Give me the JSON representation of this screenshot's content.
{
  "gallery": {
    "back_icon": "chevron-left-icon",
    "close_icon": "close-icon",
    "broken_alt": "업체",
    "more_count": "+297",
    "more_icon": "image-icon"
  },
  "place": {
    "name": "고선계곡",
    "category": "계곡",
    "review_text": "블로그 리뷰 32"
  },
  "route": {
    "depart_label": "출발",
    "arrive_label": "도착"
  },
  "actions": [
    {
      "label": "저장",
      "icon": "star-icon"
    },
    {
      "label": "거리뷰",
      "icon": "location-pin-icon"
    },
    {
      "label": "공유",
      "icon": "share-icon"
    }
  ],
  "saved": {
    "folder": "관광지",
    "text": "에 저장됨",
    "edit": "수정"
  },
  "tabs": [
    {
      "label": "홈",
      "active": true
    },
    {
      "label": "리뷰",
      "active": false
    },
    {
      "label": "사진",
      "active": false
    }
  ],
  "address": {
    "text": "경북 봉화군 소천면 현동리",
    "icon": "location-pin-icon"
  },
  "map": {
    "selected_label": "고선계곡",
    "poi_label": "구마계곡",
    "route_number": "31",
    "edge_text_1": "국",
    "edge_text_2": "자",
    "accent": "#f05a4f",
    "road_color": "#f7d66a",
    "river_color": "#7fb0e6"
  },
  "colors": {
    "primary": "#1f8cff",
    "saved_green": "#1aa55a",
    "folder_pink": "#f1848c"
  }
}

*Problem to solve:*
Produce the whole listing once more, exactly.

*Answer section:*
Give me the JSON representation of this screenshot's content.
{
  "gallery": {
    "back_icon": "chevron-left-icon",
    "close_icon": "close-icon",
    "broken_alt": "업체",
    "more_count": "+297",
    "more_icon": "image-icon"
  },
  "place": {
    "name": "고선계곡",
    "category": "계곡",
    "review_text": "블로그 리뷰 32"
  },
  "route": {
    "depart_label": "출발",
    "arrive_label": "도착"
  },
  "actions": [
    {
      "label": "저장",
      "icon": "star-icon"
    },
    {
      "label": "거리뷰",
      "icon": "location-pin-icon"
    },
    {
      "label": "공유",
      "icon": "share-icon"
    }
  ],
  "saved": {
    "folder": "관광지",
    "text": "에 저장됨",
    "edit": "수정"
  },
  "tabs": [
    {
      "label": "홈",
      "active": true
    },
    {
      "label": "리뷰",
      "active": false
    },
    {
      "label": "사진",
      "active": false
    }
  ],
  "address": {
    "text": "경북 봉화군 소천면 현동리",
    "icon": "location-pin-icon"
  },
  "map": {
    "selected_label": "고선계곡",
    "poi_label": "구마계곡",
    "route_number": "31",
    "edge_text_1": "국",
    "edge_text_2": "자",
    "accent": "#f05a4f",
    "road_color": "#f7d66a",
    "river_color": "#7fb0e6"
  },
  "colors": {
    "primary": "#1f8cff",
    "saved_green": "#1aa55a",
    "folder_pink": "#f1848c"
  }
}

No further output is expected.